where $\alpha^0=\alpha$. From (11) we obtain
$$ \rho_t^\lambda(A)-\rho_t^0(A)
=\lim_{s\to-\infty}(\Delta_1(s)+\Delta_2(s)) $$
where
$$ \Delta_1(s)=-i\int_s^tdu\,\sigma([\lambda k(u),\alpha^0(u,t)A]) $$
$$ \Delta_2(s)=-i\int_s^tdu\,
\sigma([h(u)+\lambda k(u),\alpha^\lambda(u,t)A-\alpha^0(u,t)A]) $$
and, using (12), (3),
$$ \Delta_2(s)=-\int_s^tdu\int_u^td\tau\,\sigma([h(u)+\lambda k(u)
,\alpha^\lambda(u,\tau)[\lambda k(\tau),\alpha^0(\tau,t)A]]) $$
$$=i\int_s^td\tau\int_s^\tau du\,{d\over du}\sigma(\alpha^\lambda(u,\tau)
[\lambda k(\tau),\alpha^0(\tau,t)A]) $$
$$ =i\int_s^td\tau(\sigma([\lambda k(\tau),\alpha^0(\tau,t)A])
-\sigma(\alpha^\lambda(s,\tau)[\lambda k(\tau),\alpha^0(\tau,t)A]))
$$
so that
$$ (\rho_t^\lambda(A)-\rho_t^0(A))/\lambda
=-i\lim_{s\to-\infty}\int_s^td\tau\sigma(\alpha^\lambda(s,\tau)
[k(\tau),\alpha^0(\tau,t)A])\eqno{(13)} $$
If $A\in\alpha(t){\cal E}$ we can, given $\epsilon>0$, choose $s_0$ such
that

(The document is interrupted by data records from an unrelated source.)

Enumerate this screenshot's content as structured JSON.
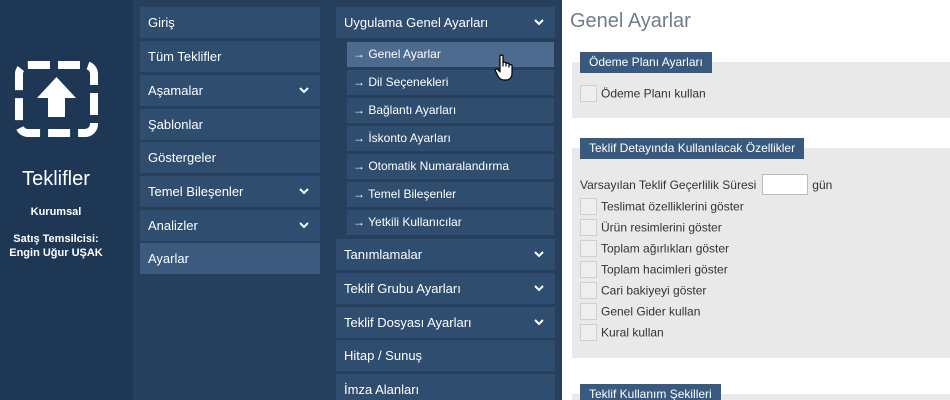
{
  "brand": {
    "app_title": "Teklifler",
    "subtitle": "Kurumsal",
    "rep_label": "Satış Temsilcisi:",
    "rep_name": "Engin Uğur UŞAK",
    "logo_icon": "upload-frame-icon"
  },
  "menu": {
    "items": [
      {
        "label": "Giriş",
        "has_children": false
      },
      {
        "label": "Tüm Teklifler",
        "has_children": false
      },
      {
        "label": "Aşamalar",
        "has_children": true
      },
      {
        "label": "Şablonlar",
        "has_children": false
      },
      {
        "label": "Göstergeler",
        "has_children": false
      },
      {
        "label": "Temel Bileşenler",
        "has_children": true
      },
      {
        "label": "Analizler",
        "has_children": true
      },
      {
        "label": "Ayarlar",
        "has_children": false,
        "active": true
      }
    ]
  },
  "submenu": {
    "group_title": "Uygulama Genel Ayarları",
    "sub_items": [
      "→ Genel Ayarlar",
      "→ Dil Seçenekleri",
      "→ Bağlantı Ayarları",
      "→ İskonto Ayarları",
      "→ Otomatik Numaralandırma",
      "→ Temel Bileşenler",
      "→ Yetkili Kullanıcılar"
    ],
    "active_sub_index": 0,
    "groups": [
      {
        "label": "Tanımlamalar",
        "has_children": true
      },
      {
        "label": "Teklif Grubu Ayarları",
        "has_children": true
      },
      {
        "label": "Teklif Dosyası Ayarları",
        "has_children": true
      },
      {
        "label": "Hitap / Sunuş",
        "has_children": false
      },
      {
        "label": "İmza Alanları",
        "has_children": false
      }
    ]
  },
  "content": {
    "page_title": "Genel Ayarlar",
    "panel1": {
      "title": "Ödeme Planı Ayarları",
      "options": [
        "Ödeme Planı kullan"
      ]
    },
    "panel2": {
      "title": "Teklif Detayında Kullanılacak Özellikler",
      "validity_label": "Varsayılan Teklif Geçerlilik Süresi",
      "validity_value": "",
      "validity_unit": "gün",
      "options": [
        "Teslimat özelliklerini göster",
        "Ürün resimlerini göster",
        "Toplam ağırlıkları göster",
        "Toplam hacimleri göster",
        "Cari bakiyeyi göster",
        "Genel Gider kullan",
        "Kural kullan"
      ]
    },
    "panel3": {
      "title": "Teklif Kullanım Şekilleri"
    }
  },
  "colors": {
    "brand_bg": "#1e3754",
    "menu_bg": "#263f5c",
    "menu_item_bg": "#2f4d6e",
    "panel_head_bg": "#395a7e",
    "panel_bg": "#e9e9e9"
  }
}
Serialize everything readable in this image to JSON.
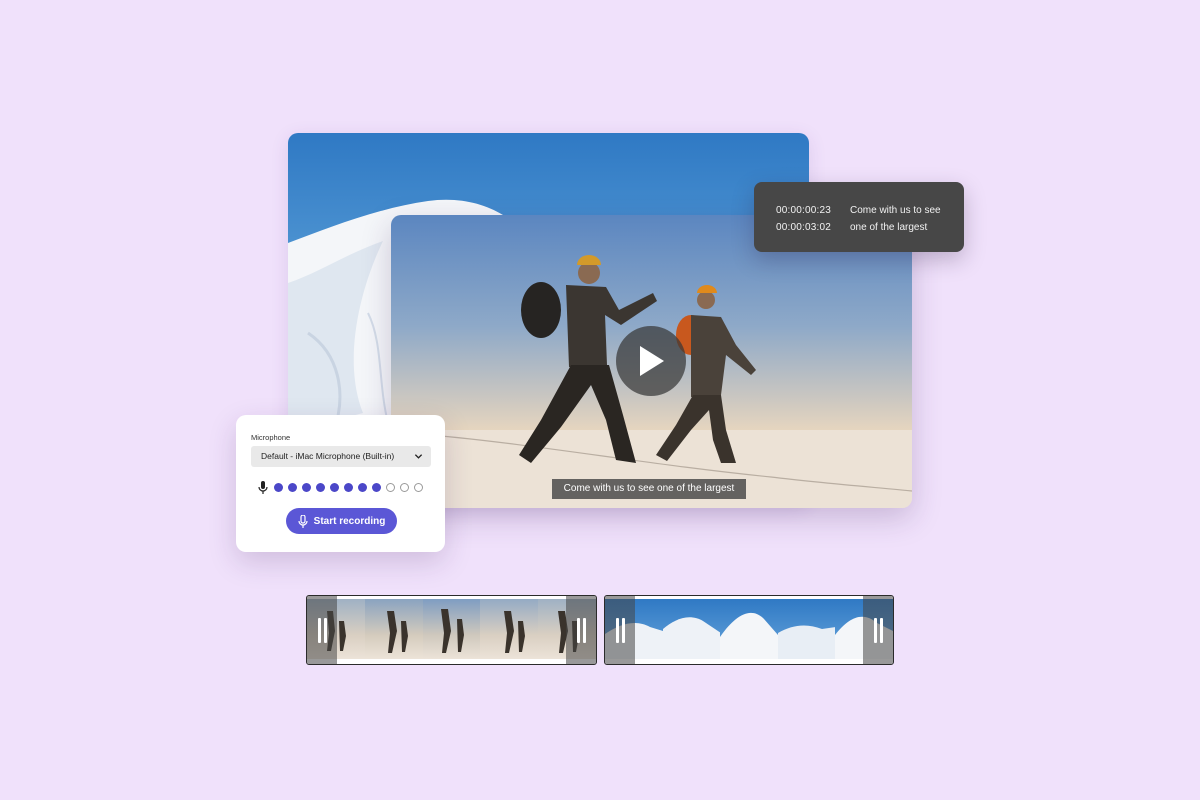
{
  "caption": {
    "start_time": "00:00:00:23",
    "end_time": "00:00:03:02",
    "text_line1": "Come with us to see",
    "text_line2": "one of the largest"
  },
  "video": {
    "subtitle": "Come with us to see one of the largest",
    "play_icon": "play-icon"
  },
  "microphone": {
    "label": "Microphone",
    "selected_device": "Default - iMac Microphone (Built-in)",
    "level_active": 8,
    "level_total": 11,
    "record_label": "Start recording"
  },
  "colors": {
    "background": "#f0e1fb",
    "accent": "#5b57d6",
    "meter_on": "#4b47c8",
    "caption_card": "#474747"
  }
}
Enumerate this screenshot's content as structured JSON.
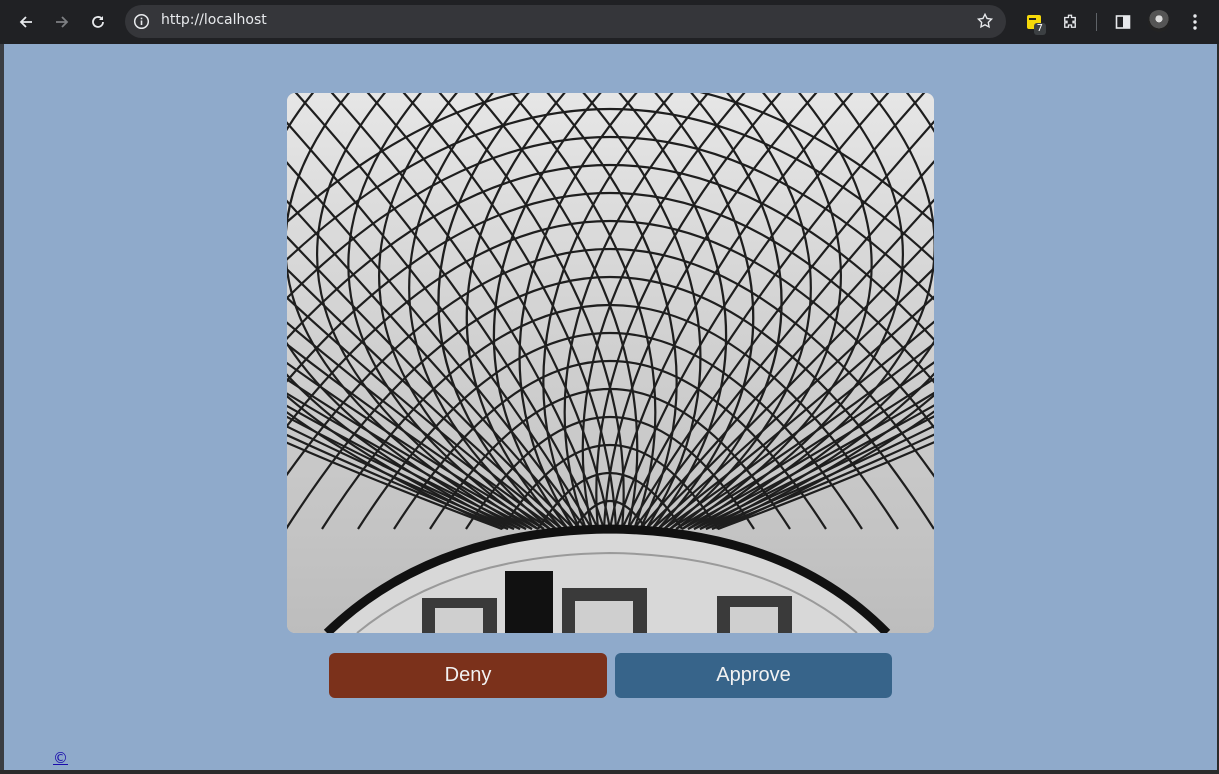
{
  "browser": {
    "url": "http://localhost",
    "extension_badge": "7",
    "icons": {
      "back": "arrow-left-icon",
      "forward": "arrow-right-icon",
      "reload": "reload-icon",
      "site_info": "info-icon",
      "bookmark": "star-icon",
      "extension": "sticky-note-icon",
      "extensions_menu": "puzzle-icon",
      "side_panel": "side-panel-icon",
      "menu": "kebab-menu-icon"
    }
  },
  "page": {
    "background": "#8faacb",
    "image_alt": "Glass lattice roof",
    "deny_label": "Deny",
    "approve_label": "Approve",
    "deny_color": "#7b311b",
    "approve_color": "#37648a",
    "copyright": "©"
  }
}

$$ \int_{-\infty}^sd\tau\,||[k(\tau),\alpha(\tau,t)A]||<\epsilon $$
if $s~~